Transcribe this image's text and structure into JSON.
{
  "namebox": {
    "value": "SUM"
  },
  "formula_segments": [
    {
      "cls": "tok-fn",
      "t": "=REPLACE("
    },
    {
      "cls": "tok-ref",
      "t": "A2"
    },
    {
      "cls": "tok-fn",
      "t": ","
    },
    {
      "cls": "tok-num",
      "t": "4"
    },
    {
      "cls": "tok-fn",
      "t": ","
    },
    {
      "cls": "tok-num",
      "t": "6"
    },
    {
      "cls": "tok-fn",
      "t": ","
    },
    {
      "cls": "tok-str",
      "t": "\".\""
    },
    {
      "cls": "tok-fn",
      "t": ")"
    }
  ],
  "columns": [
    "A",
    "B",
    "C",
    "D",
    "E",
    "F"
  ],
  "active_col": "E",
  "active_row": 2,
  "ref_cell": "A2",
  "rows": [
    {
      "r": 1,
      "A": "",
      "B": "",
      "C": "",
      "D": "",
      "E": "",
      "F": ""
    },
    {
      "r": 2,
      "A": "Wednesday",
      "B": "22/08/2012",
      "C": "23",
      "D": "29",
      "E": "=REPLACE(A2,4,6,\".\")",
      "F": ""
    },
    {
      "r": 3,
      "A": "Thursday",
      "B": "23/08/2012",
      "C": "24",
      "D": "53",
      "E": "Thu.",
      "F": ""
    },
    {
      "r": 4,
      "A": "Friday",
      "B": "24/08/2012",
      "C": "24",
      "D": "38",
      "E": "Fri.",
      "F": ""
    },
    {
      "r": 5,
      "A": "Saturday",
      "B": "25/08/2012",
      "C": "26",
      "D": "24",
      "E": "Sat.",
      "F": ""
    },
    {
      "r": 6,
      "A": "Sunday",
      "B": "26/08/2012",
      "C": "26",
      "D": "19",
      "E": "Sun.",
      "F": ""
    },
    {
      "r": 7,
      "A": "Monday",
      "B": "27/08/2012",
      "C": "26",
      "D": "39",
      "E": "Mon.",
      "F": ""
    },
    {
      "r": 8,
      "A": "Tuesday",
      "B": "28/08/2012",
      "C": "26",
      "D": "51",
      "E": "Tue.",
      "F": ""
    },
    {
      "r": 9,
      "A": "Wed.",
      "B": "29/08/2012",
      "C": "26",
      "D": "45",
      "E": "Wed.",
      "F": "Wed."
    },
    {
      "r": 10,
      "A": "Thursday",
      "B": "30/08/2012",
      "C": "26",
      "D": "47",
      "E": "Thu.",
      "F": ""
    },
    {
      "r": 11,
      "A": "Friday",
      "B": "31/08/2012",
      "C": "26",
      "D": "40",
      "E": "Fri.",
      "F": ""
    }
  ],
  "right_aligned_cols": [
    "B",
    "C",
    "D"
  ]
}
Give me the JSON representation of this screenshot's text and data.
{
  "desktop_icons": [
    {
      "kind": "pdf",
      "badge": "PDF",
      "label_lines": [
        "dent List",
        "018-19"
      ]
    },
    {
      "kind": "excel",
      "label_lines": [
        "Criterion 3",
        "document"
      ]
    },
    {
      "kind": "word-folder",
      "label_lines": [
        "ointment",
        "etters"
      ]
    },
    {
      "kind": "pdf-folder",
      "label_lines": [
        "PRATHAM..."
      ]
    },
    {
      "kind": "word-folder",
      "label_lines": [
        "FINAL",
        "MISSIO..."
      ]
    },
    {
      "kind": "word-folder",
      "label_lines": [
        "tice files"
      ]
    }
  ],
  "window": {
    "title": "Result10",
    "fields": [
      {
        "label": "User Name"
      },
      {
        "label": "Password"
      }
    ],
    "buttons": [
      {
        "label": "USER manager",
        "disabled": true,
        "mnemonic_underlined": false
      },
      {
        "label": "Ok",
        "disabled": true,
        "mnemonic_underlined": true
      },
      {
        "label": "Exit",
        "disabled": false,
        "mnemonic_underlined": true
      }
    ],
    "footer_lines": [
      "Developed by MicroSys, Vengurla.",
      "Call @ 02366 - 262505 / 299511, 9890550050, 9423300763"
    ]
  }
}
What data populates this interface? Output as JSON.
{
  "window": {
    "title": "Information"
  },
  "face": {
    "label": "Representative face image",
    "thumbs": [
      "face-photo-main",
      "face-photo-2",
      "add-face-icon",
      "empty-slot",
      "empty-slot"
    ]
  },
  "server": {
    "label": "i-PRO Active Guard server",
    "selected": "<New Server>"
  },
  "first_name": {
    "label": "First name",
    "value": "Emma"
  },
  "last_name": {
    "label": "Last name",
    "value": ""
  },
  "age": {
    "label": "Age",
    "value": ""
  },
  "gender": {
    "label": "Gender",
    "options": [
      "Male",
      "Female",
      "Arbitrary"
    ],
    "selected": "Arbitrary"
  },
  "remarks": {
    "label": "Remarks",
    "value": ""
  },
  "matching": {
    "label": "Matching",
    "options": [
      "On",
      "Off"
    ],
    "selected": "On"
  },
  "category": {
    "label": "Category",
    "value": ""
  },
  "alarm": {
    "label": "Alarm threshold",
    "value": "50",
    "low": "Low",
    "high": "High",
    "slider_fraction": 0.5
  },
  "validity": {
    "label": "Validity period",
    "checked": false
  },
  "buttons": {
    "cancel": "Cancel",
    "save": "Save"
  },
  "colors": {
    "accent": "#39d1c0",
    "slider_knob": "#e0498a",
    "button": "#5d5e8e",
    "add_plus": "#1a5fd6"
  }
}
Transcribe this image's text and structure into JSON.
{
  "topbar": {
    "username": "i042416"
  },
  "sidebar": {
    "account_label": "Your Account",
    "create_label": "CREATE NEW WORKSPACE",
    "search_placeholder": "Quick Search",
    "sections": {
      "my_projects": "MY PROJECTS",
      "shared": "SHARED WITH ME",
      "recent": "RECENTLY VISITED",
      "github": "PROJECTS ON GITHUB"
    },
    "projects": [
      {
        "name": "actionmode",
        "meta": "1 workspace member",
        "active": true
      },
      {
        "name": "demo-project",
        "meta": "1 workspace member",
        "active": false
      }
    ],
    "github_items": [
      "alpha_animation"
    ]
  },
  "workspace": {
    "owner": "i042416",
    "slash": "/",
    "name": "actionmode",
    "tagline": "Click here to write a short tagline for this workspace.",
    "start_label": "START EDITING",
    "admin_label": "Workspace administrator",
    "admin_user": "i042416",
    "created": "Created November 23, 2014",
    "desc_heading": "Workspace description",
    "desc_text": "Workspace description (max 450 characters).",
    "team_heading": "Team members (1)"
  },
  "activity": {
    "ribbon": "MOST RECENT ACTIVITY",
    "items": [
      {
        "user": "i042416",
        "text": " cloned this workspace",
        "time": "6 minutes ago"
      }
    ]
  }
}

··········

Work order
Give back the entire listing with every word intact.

Response
Transcribe this image's text and structure into JSON.
{
  "namebox": {
    "value": "SUM"
  },
  "formula_segments": [
    {
      "cls": "tok-fn",
      "t": "=REPLACE("
    },
    {
      "cls": "tok-ref",
      "t": "A2"
    },
    {
      "cls": "tok-fn",
      "t": ","
    },
    {
      "cls": "tok-num",
      "t": "4"
    },
    {
      "cls": "tok-fn",
      "t": ","
    },
    {
      "cls": "tok-num",
      "t": "6"
    },
    {
      "cls": "tok-fn",
      "t": ","
    },
    {
      "cls": "tok-str",
      "t": "\".\""
    },
    {
      "cls": "tok-fn",
      "t": ")"
    }
  ],
  "columns": [
    "A",
    "B",
    "C",
    "D",
    "E",
    "F"
  ],
  "active_col": "E",
  "active_row": 2,
  "ref_cell": "A2",
  "rows": [
    {
      "r": 1,
      "A": "",
      "B": "",
      "C": "",
      "D": "",
      "E": "",
      "F": ""
    },
    {
      "r": 2,
      "A": "Wednesday",
      "B": "22/08/2012",
      "C": "23",
      "D": "29",
      "E": "=REPLACE(A2,4,6,\".\")",
      "F": ""
    },
    {
      "r": 3,
      "A": "Thursday",
      "B": "23/08/2012",
      "C": "24",
      "D": "53",
      "E": "Thu.",
      "F": ""
    },
    {
      "r": 4,
      "A": "Friday",
      "B": "24/08/2012",
      "C": "24",
      "D": "38",
      "E": "Fri.",
      "F": ""
    },
    {
      "r": 5,
      "A": "Saturday",
      "B": "25/08/2012",
      "C": "26",
      "D": "24",
      "E": "Sat.",
      "F": ""
    },
    {
      "r": 6,
      "A": "Sunday",
      "B": "26/08/2012",
      "C": "26",
      "D": "19",
      "E": "Sun.",
      "F": ""
    },
    {
      "r": 7,
      "A": "Monday",
      "B": "27/08/2012",
      "C": "26",
      "D": "39",
      "E": "Mon.",
      "F": ""
    },
    {
      "r": 8,
      "A": "Tuesday",
      "B": "28/08/2012",
      "C": "26",
      "D": "51",
      "E": "Tue.",
      "F": ""
    },
    {
      "r": 9,
      "A": "Wed.",
      "B": "29/08/2012",
      "C": "26",
      "D": "45",
      "E": "Wed.",
      "F": "Wed."
    },
    {
      "r": 10,
      "A": "Thursday",
      "B": "30/08/2012",
      "C": "26",
      "D": "47",
      "E": "Thu.",
      "F": ""
    },
    {
      "r": 11,
      "A": "Friday",
      "B": "31/08/2012",
      "C": "26",
      "D": "40",
      "E": "Fri.",
      "F": ""
    }
  ],
  "right_aligned_cols": [
    "B",
    "C",
    "D"
  ]
}
Give me the JSON representation of this screenshot's text and data.
{
  "desktop_icons": [
    {
      "kind": "pdf",
      "badge": "PDF",
      "label_lines": [
        "dent List",
        "018-19"
      ]
    },
    {
      "kind": "excel",
      "label_lines": [
        "Criterion 3",
        "document"
      ]
    },
    {
      "kind": "word-folder",
      "label_lines": [
        "ointment",
        "etters"
      ]
    },
    {
      "kind": "pdf-folder",
      "label_lines": [
        "PRATHAM..."
      ]
    },
    {
      "kind": "word-folder",
      "label_lines": [
        "FINAL",
        "MISSIO..."
      ]
    },
    {
      "kind": "word-folder",
      "label_lines": [
        "tice files"
      ]
    }
  ],
  "window": {
    "title": "Result10",
    "fields": [
      {
        "label": "User Name"
      },
      {
        "label": "Password"
      }
    ],
    "buttons": [
      {
        "label": "USER manager",
        "disabled": true,
        "mnemonic_underlined": false
      },
      {
        "label": "Ok",
        "disabled": true,
        "mnemonic_underlined": true
      },
      {
        "label": "Exit",
        "disabled": false,
        "mnemonic_underlined": true
      }
    ],
    "footer_lines": [
      "Developed by MicroSys, Vengurla.",
      "Call @ 02366 - 262505 / 299511, 9890550050, 9423300763"
    ]
  }
}
What data populates this interface? Output as JSON.
{
  "window": {
    "title": "Information"
  },
  "face": {
    "label": "Representative face image",
    "thumbs": [
      "face-photo-main",
      "face-photo-2",
      "add-face-icon",
      "empty-slot",
      "empty-slot"
    ]
  },
  "server": {
    "label": "i-PRO Active Guard server",
    "selected": "<New Server>"
  },
  "first_name": {
    "label": "First name",
    "value": "Emma"
  },
  "last_name": {
    "label": "Last name",
    "value": ""
  },
  "age": {
    "label": "Age",
    "value": ""
  },
  "gender": {
    "label": "Gender",
    "options": [
      "Male",
      "Female",
      "Arbitrary"
    ],
    "selected": "Arbitrary"
  },
  "remarks": {
    "label": "Remarks",
    "value": ""
  },
  "matching": {
    "label": "Matching",
    "options": [
      "On",
      "Off"
    ],
    "selected": "On"
  },
  "category": {
    "label": "Category",
    "value": ""
  },
  "alarm": {
    "label": "Alarm threshold",
    "value": "50",
    "low": "Low",
    "high": "High",
    "slider_fraction": 0.5
  },
  "validity": {
    "label": "Validity period",
    "checked": false
  },
  "buttons": {
    "cancel": "Cancel",
    "save": "Save"
  },
  "colors": {
    "accent": "#39d1c0",
    "slider_knob": "#e0498a",
    "button": "#5d5e8e",
    "add_plus": "#1a5fd6"
  }
}
Transcribe this image's text and structure into JSON.
{
  "topbar": {
    "username": "i042416"
  },
  "sidebar": {
    "account_label": "Your Account",
    "create_label": "CREATE NEW WORKSPACE",
    "search_placeholder": "Quick Search",
    "sections": {
      "my_projects": "MY PROJECTS",
      "shared": "SHARED WITH ME",
      "recent": "RECENTLY VISITED",
      "github": "PROJECTS ON GITHUB"
    },
    "projects": [
      {
        "name": "actionmode",
        "meta": "1 workspace member",
        "active": true
      },
      {
        "name": "demo-project",
        "meta": "1 workspace member",
        "active": false
      }
    ],
    "github_items": [
      "alpha_animation"
    ]
  },
  "workspace": {
    "owner": "i042416",
    "slash": "/",
    "name": "actionmode",
    "tagline": "Click here to write a short tagline for this workspace.",
    "start_label": "START EDITING",
    "admin_label": "Workspace administrator",
    "admin_user": "i042416",
    "created": "Created November 23, 2014",
    "desc_heading": "Workspace description",
    "desc_text": "Workspace description (max 450 characters).",
    "team_heading": "Team members (1)"
  },
  "activity": {
    "ribbon": "MOST RECENT ACTIVITY",
    "items": [
      {
        "user": "i042416",
        "text": " cloned this workspace",
        "time": "6 minutes ago"
      }
    ]
  }
}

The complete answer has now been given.